■ Material supplied:
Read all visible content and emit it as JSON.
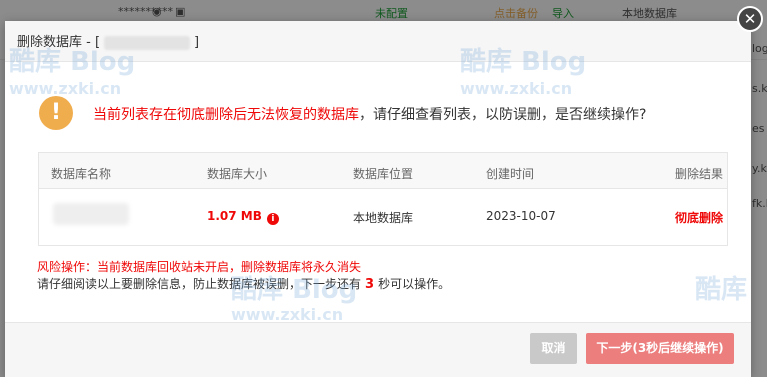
{
  "background": {
    "masked_value": "**********",
    "status_unconfigured": "未配置",
    "backup_link": "点击备份",
    "import_link": "导入",
    "location": "本地数据库",
    "right_fragments": [
      "log",
      "s.kt",
      "es",
      "y.kt",
      "fk.kt"
    ]
  },
  "dialog": {
    "title_prefix": "删除数据库 - [",
    "title_suffix": "]",
    "warning": {
      "red_part": "当前列表存在彻底删除后无法恢复的数据库",
      "normal_part": "，请仔细查看列表，以防误删，是否继续操作?"
    },
    "table": {
      "headers": [
        "数据库名称",
        "数据库大小",
        "数据库位置",
        "创建时间",
        "删除结果"
      ],
      "rows": [
        {
          "size": "1.07 MB",
          "location": "本地数据库",
          "created": "2023-10-07",
          "result": "彻底删除"
        }
      ]
    },
    "risk_text": "风险操作：当前数据库回收站未开启，删除数据库将永久消失",
    "notice": {
      "before": "请仔细阅读以上要删除信息，防止数据库被误删，下一步还有",
      "seconds": "3",
      "after": "秒可以操作。"
    },
    "buttons": {
      "cancel": "取消",
      "next": "下一步(3秒后继续操作)"
    },
    "close_symbol": "✕"
  },
  "watermark": {
    "brand": "酷库",
    "blog": "Blog",
    "url": "www.zxki.cn"
  },
  "colors": {
    "danger": "#ef0808",
    "warning_icon": "#f0ad4e",
    "next_button": "#ec7e7e",
    "cancel_button": "#c9c9c9"
  }
}
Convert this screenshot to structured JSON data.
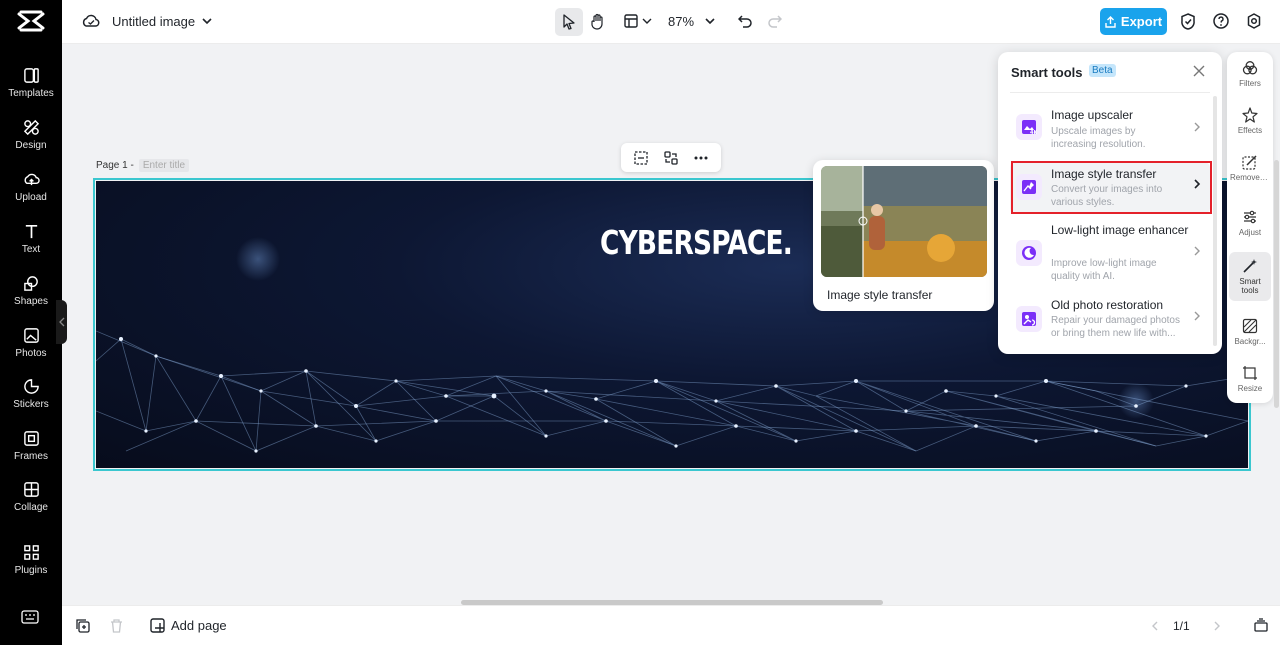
{
  "app": {
    "title": "Untitled image"
  },
  "sidebar": {
    "items": [
      {
        "label": "Templates",
        "icon": "templates-icon"
      },
      {
        "label": "Design",
        "icon": "design-icon"
      },
      {
        "label": "Upload",
        "icon": "upload-icon"
      },
      {
        "label": "Text",
        "icon": "text-icon"
      },
      {
        "label": "Shapes",
        "icon": "shapes-icon"
      },
      {
        "label": "Photos",
        "icon": "photos-icon"
      },
      {
        "label": "Stickers",
        "icon": "stickers-icon"
      },
      {
        "label": "Frames",
        "icon": "frames-icon"
      },
      {
        "label": "Collage",
        "icon": "collage-icon"
      },
      {
        "label": "Plugins",
        "icon": "plugins-icon"
      }
    ]
  },
  "toolbar": {
    "zoom": "87%",
    "export_label": "Export"
  },
  "canvas": {
    "page_label": "Page 1 -",
    "title_placeholder": "Enter title",
    "banner_text": "CYBERSPACE."
  },
  "preview": {
    "label": "Image style transfer"
  },
  "smart_tools": {
    "title": "Smart tools",
    "badge": "Beta",
    "tools": [
      {
        "name": "Image upscaler",
        "desc": "Upscale images by increasing resolution."
      },
      {
        "name": "Image style transfer",
        "desc": "Convert your images into various styles."
      },
      {
        "name": "Low-light image enhancer",
        "desc": "Improve low-light image quality with AI."
      },
      {
        "name": "Old photo restoration",
        "desc": "Repair your damaged photos or bring them new life with..."
      }
    ]
  },
  "right_rail": {
    "items": [
      {
        "label": "Filters"
      },
      {
        "label": "Effects"
      },
      {
        "label": "Remove backgr..."
      },
      {
        "label": "Adjust"
      },
      {
        "label": "Smart tools"
      },
      {
        "label": "Backgr..."
      },
      {
        "label": "Resize"
      }
    ]
  },
  "bottom": {
    "add_page": "Add page",
    "page_count": "1/1"
  },
  "colors": {
    "accent": "#1aa3ec",
    "selection": "#3bc7cf",
    "highlight": "#e4212a",
    "tool_icon": "#7b2ff7"
  }
}
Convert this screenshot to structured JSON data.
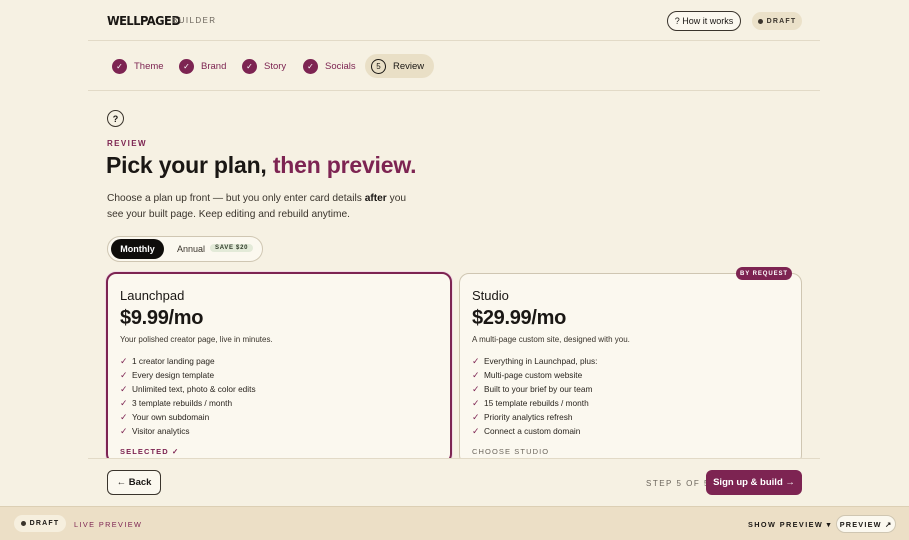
{
  "header": {
    "logo": "WELLPAGED",
    "builder_label": "BUILDER",
    "how_it_works": "? How it works",
    "draft_label": "DRAFT"
  },
  "steps": [
    {
      "label": "Theme",
      "icon": "check-icon",
      "done": true
    },
    {
      "label": "Brand",
      "icon": "check-icon",
      "done": true
    },
    {
      "label": "Story",
      "icon": "check-icon",
      "done": true
    },
    {
      "label": "Socials",
      "icon": "check-icon",
      "done": true
    },
    {
      "label": "Review",
      "number": "5",
      "done": false
    }
  ],
  "main": {
    "help_icon": "?",
    "eyebrow": "REVIEW",
    "title_part1": "Pick your plan,",
    "title_part2": "then preview.",
    "lede_part1": "Choose a plan up front — but you only enter card details",
    "lede_bold": "after",
    "lede_part2": "you see your built page. Keep editing and rebuild anytime."
  },
  "billing_toggle": {
    "monthly": "Monthly",
    "annual": "Annual",
    "save_badge": "SAVE $20",
    "selected": "Monthly"
  },
  "plans": [
    {
      "name": "Launchpad",
      "price": "$9.99/mo",
      "description": "Your polished creator page, live in minutes.",
      "features": [
        "1 creator landing page",
        "Every design template",
        "Unlimited text, photo & color edits",
        "3 template rebuilds / month",
        "Your own subdomain",
        "Visitor analytics"
      ],
      "status": "SELECTED ✓"
    },
    {
      "name": "Studio",
      "price": "$29.99/mo",
      "description": "A multi-page custom site, designed with you.",
      "badge": "BY REQUEST",
      "features": [
        "Everything in Launchpad, plus:",
        "Multi-page custom website",
        "Built to your brief by our team",
        "15 template rebuilds / month",
        "Priority analytics refresh",
        "Connect a custom domain"
      ],
      "status": "CHOOSE STUDIO"
    }
  ],
  "footer": {
    "back": "← Back",
    "step_counter": "STEP 5 OF 5",
    "signup": "Sign up & build →"
  },
  "bottom_bar": {
    "draft": "DRAFT",
    "live_preview": "LIVE PREVIEW",
    "show_preview": "SHOW PREVIEW ▾",
    "preview": "PREVIEW ↗"
  },
  "colors": {
    "accent": "#7d2452",
    "background": "#F6F1E3"
  }
}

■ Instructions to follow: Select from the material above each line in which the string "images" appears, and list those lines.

■ Solved exercise:
        "desc": "Upscale images by increasing resolution."
        "desc": "Convert your images into various styles."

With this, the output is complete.